After years of dipping into cryptocurrency markets, biding their time and preparing strategies, Chicago trading firms are getting serious about trading digital assets, reports the preeminent London-based financial paper the Financial Times (FT).
Several professional Chicago trading firms have entered the crypto-asset fray in a serious way, dedicating whole teams and desks to trading the 10-15 cryptoassets with the most liquidity (higher trading volume). These firms are “proprietary”, meaning they trade with their own funds rather than clients’ funds. Some of the desks have opened multiple locations around the world, adapting to the 24/7 demands of the crypto industry.
This heavy entrance into crypto has been occurring slowly for some time. Not only developing strategies and acclimating to the market, these trading houses had also been scooping up the sort of easy arbitrage opportunities characteristic of a young market: “There was money on the table and you could just pick it up”, but now “[y]ou can tell more professional traders are in the space”, according to a trader a DV Chain.
The firms, enjoying the cozy attitude toward crypto in Chicago, are in it for the long haul when it comes to digital assets. The head of trading for Cumberland avowed that “[t]he bottom line for us is this isn’t a one-year type experience. Even though the environment might be lower volume, we see a bigger picture down the line”. The firms have employed experienced platform and API companies, such as Trading Technologies, to set up their platforms and trading desks.
Not everyone is onboard yet, however, with some big firms still wary of the lack of maturity of asset-handling and liquidity between exchanges, non-problems in the traditional financial world. “Trading isn’t as much the issue with crypto.

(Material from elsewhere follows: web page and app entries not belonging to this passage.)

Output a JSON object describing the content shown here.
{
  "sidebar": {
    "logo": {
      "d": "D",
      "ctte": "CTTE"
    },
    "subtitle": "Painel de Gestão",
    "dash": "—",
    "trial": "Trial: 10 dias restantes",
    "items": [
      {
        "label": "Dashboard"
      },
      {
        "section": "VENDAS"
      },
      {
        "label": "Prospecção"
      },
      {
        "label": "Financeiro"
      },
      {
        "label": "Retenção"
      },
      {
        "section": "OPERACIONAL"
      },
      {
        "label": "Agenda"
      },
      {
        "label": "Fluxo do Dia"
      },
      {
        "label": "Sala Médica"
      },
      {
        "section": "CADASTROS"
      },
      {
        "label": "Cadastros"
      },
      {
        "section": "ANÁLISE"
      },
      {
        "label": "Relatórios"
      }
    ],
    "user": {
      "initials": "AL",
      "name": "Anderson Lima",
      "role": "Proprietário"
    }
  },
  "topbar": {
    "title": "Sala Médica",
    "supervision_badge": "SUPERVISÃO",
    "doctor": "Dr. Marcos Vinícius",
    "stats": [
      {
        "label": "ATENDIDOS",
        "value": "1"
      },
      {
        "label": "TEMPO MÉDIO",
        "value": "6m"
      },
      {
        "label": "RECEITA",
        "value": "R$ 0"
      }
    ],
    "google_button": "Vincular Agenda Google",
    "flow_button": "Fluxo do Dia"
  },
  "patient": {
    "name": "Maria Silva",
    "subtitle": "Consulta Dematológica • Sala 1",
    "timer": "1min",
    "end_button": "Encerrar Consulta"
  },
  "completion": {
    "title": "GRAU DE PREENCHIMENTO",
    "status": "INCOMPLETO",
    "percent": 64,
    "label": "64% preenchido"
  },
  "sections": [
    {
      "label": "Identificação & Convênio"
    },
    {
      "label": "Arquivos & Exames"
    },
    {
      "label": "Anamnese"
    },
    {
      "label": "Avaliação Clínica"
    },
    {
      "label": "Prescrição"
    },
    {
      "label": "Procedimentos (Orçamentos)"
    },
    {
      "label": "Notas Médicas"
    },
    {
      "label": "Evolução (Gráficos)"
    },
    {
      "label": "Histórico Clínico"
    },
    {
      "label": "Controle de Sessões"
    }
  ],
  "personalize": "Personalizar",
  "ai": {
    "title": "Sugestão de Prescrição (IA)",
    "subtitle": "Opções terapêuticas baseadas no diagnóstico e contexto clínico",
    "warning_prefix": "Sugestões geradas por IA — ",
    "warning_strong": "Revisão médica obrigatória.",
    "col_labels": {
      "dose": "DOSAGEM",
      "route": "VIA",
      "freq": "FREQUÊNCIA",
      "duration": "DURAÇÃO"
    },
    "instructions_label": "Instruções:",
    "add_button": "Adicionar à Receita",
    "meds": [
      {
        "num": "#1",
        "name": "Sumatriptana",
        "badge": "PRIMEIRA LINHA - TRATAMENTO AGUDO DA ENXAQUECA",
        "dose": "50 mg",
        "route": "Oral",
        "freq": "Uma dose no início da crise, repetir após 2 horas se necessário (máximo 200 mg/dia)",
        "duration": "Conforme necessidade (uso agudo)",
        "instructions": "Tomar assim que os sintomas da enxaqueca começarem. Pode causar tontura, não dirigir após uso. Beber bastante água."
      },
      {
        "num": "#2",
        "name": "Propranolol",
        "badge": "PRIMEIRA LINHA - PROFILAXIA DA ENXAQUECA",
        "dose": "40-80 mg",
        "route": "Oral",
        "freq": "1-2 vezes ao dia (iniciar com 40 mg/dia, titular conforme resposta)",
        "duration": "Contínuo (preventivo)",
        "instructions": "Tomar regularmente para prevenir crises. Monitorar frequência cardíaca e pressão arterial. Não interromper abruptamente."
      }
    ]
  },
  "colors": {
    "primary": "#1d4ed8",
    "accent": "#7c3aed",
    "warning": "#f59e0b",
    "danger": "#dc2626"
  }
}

It’s more security as well as clearing [….] [t]hose two areas are really in their infancy”, explained a partner from HCTech, a forex trading firm.

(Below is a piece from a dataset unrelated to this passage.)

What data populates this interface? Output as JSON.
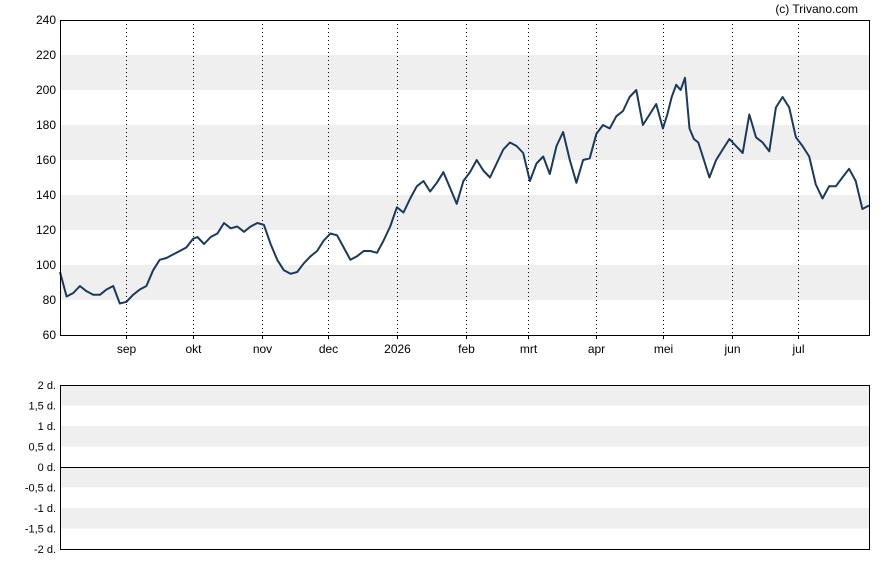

Several projects in the crypto space are hard at work building exchange-linking liquidity platforms, for both centralized and decentralized — and even hybrid — platform models.